This should be enough to cast doubt on the study. However, in addition, there was an unusually strict and almost arbitrary assessment of bias; this led the authors to rate ALL (!!!) 185 studies to be at high risk of bias – and hence categorizing all studies as “low quality”. However, the evidence to support this claim is little. Personally, I find it outragous (and as I did not take part in any of these studies, I am not biased…) especially as the most common source of potential bias were assumed “conflicts of interest”.  While I consider Disclosure of Interest as a very important thing, one cannot make a general accusation and suspect almost a whole speciality of being bribed. This is demagogue, not science. This categorization results in a striking devaluation of decades of evidence from RCTs and also contradicts e.g. a NICE review (http://www.ncbi.nlm.nih.gov/pubmed/16796929).

Finally, Storebo’s proposal to implement long-term nocebo-controlled studies – despite the strong actual evidence from several decades of RCTs on methylphenidate – implies to administer a substance with no known benefit, but significant side effects for a substantial time period to many patients including minors. In my opinion, this is deeply unethical and conflicts with §33 of the Declaration of Helsinki.

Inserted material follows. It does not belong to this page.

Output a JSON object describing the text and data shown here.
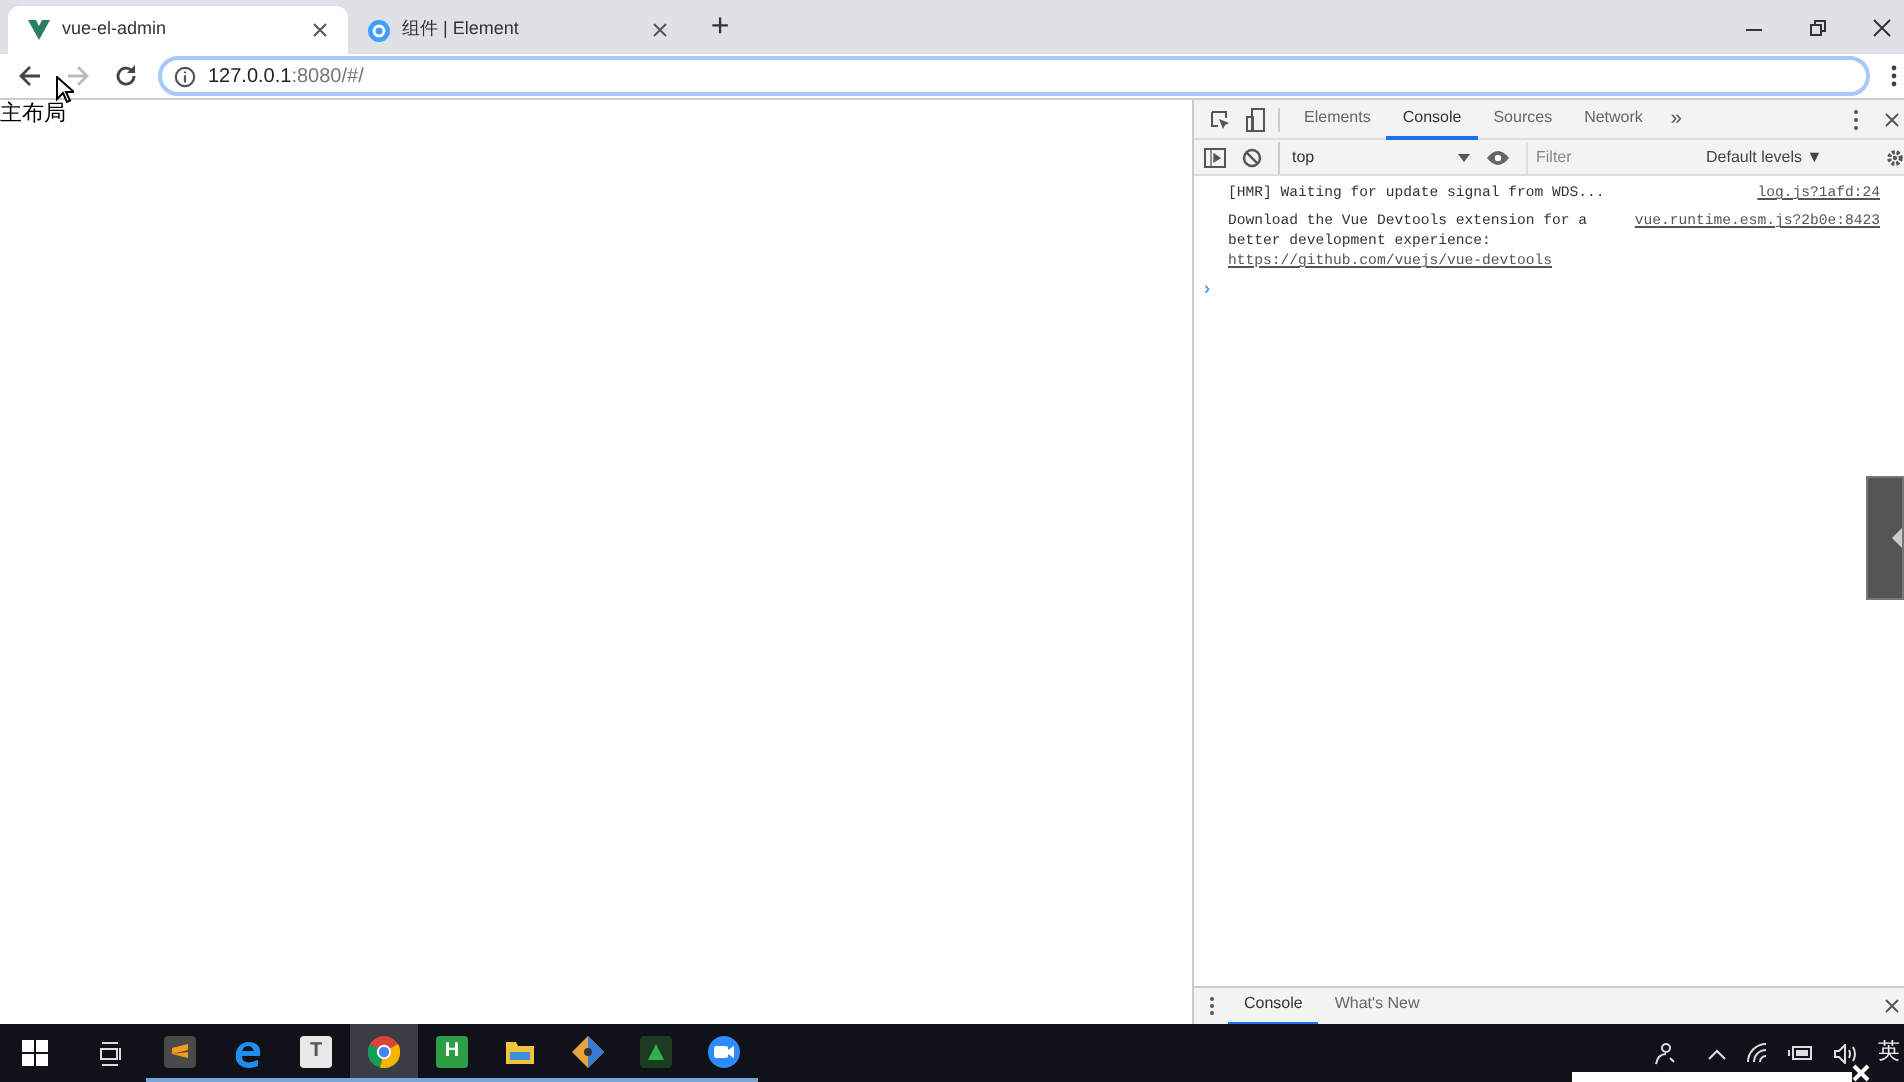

While the grounds for their bottomline claim may be slippery, the authors do a good job in selling it. They have published the original Cochrane review http://www.ncbi.nlm.nih.gov/pubmed/26599576, followed by a publication of the very same data in the prestigious BMJ http://www.ncbi.nlm.nih.gov/pubmed/26608309 and another publication of the same dataset in JAMA http://www.ncbi.nlm.nih.gov/pubmed/27163989. Bear with me, but haven’t I been told in grad school that one of the Ten Commandments in Science is “Thou shalt not publish the same data twice”?

Just by repeating their interpretation over and over in high impact journals, the notion that methylphenidate is not working will trickle in the general conscience while the empirical basis for this claim suggests otherwise. This will impose harm on our patients, and this is why we have to address and disprove these papers actively.